● **What is needed**
Print out the whole listing below exactly as it is written.

● **Data records**
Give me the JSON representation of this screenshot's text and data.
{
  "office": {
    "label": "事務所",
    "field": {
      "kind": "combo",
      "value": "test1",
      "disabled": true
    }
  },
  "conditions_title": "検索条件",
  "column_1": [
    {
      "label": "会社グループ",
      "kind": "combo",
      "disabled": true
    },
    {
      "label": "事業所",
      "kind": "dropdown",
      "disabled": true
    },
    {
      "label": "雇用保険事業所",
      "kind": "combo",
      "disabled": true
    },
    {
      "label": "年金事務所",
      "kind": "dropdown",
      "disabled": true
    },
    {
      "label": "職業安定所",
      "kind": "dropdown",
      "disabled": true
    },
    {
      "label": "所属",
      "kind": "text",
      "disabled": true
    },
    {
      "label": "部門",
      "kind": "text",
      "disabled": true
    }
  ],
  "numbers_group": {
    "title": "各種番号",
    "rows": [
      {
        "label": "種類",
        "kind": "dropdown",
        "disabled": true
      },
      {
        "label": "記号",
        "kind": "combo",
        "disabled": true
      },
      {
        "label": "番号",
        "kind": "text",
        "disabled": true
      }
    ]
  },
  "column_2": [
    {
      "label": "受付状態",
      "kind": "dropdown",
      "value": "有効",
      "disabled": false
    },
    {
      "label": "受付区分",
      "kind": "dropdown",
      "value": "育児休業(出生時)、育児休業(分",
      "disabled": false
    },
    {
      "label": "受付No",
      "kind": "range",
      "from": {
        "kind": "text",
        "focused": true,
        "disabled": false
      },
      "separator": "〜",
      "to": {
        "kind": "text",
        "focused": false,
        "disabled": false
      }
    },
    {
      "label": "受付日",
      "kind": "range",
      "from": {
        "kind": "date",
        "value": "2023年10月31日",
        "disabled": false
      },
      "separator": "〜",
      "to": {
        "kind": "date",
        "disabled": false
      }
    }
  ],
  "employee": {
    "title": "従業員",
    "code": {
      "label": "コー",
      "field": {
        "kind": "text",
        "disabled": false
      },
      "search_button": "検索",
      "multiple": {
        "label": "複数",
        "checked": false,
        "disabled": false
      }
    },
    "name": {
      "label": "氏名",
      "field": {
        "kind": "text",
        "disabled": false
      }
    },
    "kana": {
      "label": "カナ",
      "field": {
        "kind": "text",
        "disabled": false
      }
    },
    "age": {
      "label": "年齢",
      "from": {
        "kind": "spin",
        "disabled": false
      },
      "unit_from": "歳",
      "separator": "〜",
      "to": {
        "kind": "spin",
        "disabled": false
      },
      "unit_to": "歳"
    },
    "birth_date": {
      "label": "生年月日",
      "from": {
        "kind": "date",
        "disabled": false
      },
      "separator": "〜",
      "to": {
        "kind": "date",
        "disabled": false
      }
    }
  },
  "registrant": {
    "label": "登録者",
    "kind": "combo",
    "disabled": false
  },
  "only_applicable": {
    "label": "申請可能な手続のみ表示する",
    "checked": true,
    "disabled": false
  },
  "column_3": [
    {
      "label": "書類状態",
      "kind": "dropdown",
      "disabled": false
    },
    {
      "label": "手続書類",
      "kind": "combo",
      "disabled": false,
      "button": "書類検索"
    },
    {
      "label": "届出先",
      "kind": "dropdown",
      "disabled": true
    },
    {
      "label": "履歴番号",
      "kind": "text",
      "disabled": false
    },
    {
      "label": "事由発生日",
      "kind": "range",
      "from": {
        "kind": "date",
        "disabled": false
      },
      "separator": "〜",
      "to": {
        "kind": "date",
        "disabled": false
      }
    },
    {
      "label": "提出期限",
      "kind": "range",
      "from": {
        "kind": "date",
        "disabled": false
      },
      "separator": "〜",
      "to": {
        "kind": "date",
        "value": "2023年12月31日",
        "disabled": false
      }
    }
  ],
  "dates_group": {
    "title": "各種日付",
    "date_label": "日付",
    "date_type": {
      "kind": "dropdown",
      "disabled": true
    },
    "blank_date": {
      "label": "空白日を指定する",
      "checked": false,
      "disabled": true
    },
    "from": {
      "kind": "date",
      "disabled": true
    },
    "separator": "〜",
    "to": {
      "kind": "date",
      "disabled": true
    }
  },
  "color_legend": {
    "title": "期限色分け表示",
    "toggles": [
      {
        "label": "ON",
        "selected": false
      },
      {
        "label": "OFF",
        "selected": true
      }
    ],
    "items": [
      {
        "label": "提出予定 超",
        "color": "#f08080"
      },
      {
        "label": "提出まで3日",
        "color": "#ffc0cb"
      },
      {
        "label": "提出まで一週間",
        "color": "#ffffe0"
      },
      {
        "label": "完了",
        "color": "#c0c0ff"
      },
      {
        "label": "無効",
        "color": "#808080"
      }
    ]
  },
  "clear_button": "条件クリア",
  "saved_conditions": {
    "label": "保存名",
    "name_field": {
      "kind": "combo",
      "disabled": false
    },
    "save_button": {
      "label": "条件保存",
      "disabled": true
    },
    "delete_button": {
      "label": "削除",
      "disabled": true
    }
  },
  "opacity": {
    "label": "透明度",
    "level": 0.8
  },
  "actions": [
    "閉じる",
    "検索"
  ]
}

● **Output for this exercise**
Give me the JSON representation of this screenshot's text and data.
{
  "office": {
    "label": "事務所",
    "field": {
      "kind": "combo",
      "value": "test1",
      "disabled": true
    }
  },
  "conditions_title": "検索条件",
  "column_1": [
    {
      "label": "会社グループ",
      "kind": "combo",
      "disabled": true
    },
    {
      "label": "事業所",
      "kind": "dropdown",
      "disabled": true
    },
    {
      "label": "雇用保険事業所",
      "kind": "combo",
      "disabled": true
    },
    {
      "label": "年金事務所",
      "kind": "dropdown",
      "disabled": true
    },
    {
      "label": "職業安定所",
      "kind": "dropdown",
      "disabled": true
    },
    {
      "label": "所属",
      "kind": "text",
      "disabled": true
    },
    {
      "label": "部門",
      "kind": "text",
      "disabled": true
    }
  ],
  "numbers_group": {
    "title": "各種番号",
    "rows": [
      {
        "label": "種類",
        "kind": "dropdown",
        "disabled": true
      },
      {
        "label": "記号",
        "kind": "combo",
        "disabled": true
      },
      {
        "label": "番号",
        "kind": "text",
        "disabled": true
      }
    ]
  },
  "column_2": [
    {
      "label": "受付状態",
      "kind": "dropdown",
      "value": "有効",
      "disabled": false
    },
    {
      "label": "受付区分",
      "kind": "dropdown",
      "value": "育児休業(出生時)、育児休業(分",
      "disabled": false
    },
    {
      "label": "受付No",
      "kind": "range",
      "from": {
        "kind": "text",
        "focused": true,
        "disabled": false
      },
      "separator": "〜",
      "to": {
        "kind": "text",
        "focused": false,
        "disabled": false
      }
    },
    {
      "label": "受付日",
      "kind": "range",
      "from": {
        "kind": "date",
        "value": "2023年10月31日",
        "disabled": false
      },
      "separator": "〜",
      "to": {
        "kind": "date",
        "disabled": false
      }
    }
  ],
  "employee": {
    "title": "従業員",
    "code": {
      "label": "コー",
      "field": {
        "kind": "text",
        "disabled": false
      },
      "search_button": "検索",
      "multiple": {
        "label": "複数",
        "checked": false,
        "disabled": false
      }
    },
    "name": {
      "label": "氏名",
      "field": {
        "kind": "text",
        "disabled": false
      }
    },
    "kana": {
      "label": "カナ",
      "field": {
        "kind": "text",
        "disabled": false
      }
    },
    "age": {
      "label": "年齢",
      "from": {
        "kind": "spin",
        "disabled": false
      },
      "unit_from": "歳",
      "separator": "〜",
      "to": {
        "kind": "spin",
        "disabled": false
      },
      "unit_to": "歳"
    },
    "birth_date": {
      "label": "生年月日",
      "from": {
        "kind": "date",
        "disabled": false
      },
      "separator": "〜",
      "to": {
        "kind": "date",
        "disabled": false
      }
    }
  },
  "registrant": {
    "label": "登録者",
    "kind": "combo",
    "disabled": false
  },
  "only_applicable": {
    "label": "申請可能な手続のみ表示する",
    "checked": true,
    "disabled": false
  },
  "column_3": [
    {
      "label": "書類状態",
      "kind": "dropdown",
      "disabled": false
    },
    {
      "label": "手続書類",
      "kind": "combo",
      "disabled": false,
      "button": "書類検索"
    },
    {
      "label": "届出先",
      "kind": "dropdown",
      "disabled": true
    },
    {
      "label": "履歴番号",
      "kind": "text",
      "disabled": false
    },
    {
      "label": "事由発生日",
      "kind": "range",
      "from": {
        "kind": "date",
        "disabled": false
      },
      "separator": "〜",
      "to": {
        "kind": "date",
        "disabled": false
      }
    },
    {
      "label": "提出期限",
      "kind": "range",
      "from": {
        "kind": "date",
        "disabled": false
      },
      "separator": "〜",
      "to": {
        "kind": "date",
        "value": "2023年12月31日",
        "disabled": false
      }
    }
  ],
  "dates_group": {
    "title": "各種日付",
    "date_label": "日付",
    "date_type": {
      "kind": "dropdown",
      "disabled": true
    },
    "blank_date": {
      "label": "空白日を指定する",
      "checked": false,
      "disabled": true
    },
    "from": {
      "kind": "date",
      "disabled": true
    },
    "separator": "〜",
    "to": {
      "kind": "date",
      "disabled": true
    }
  },
  "color_legend": {
    "title": "期限色分け表示",
    "toggles": [
      {
        "label": "ON",
        "selected": false
      },
      {
        "label": "OFF",
        "selected": true
      }
    ],
    "items": [
      {
        "label": "提出予定 超",
        "color": "#f08080"
      },
      {
        "label": "提出まで3日",
        "color": "#ffc0cb"
      },
      {
        "label": "提出まで一週間",
        "color": "#ffffe0"
      },
      {
        "label": "完了",
        "color": "#c0c0ff"
      },
      {
        "label": "無効",
        "color": "#808080"
      }
    ]
  },
  "clear_button": "条件クリア",
  "saved_conditions": {
    "label": "保存名",
    "name_field": {
      "kind": "combo",
      "disabled": false
    },
    "save_button": {
      "label": "条件保存",
      "disabled": true
    },
    "delete_button": {
      "label": "削除",
      "disabled": true
    }
  },
  "opacity": {
    "label": "透明度",
    "level": 0.8
  },
  "actions": [
    "閉じる",
    "検索"
  ]
}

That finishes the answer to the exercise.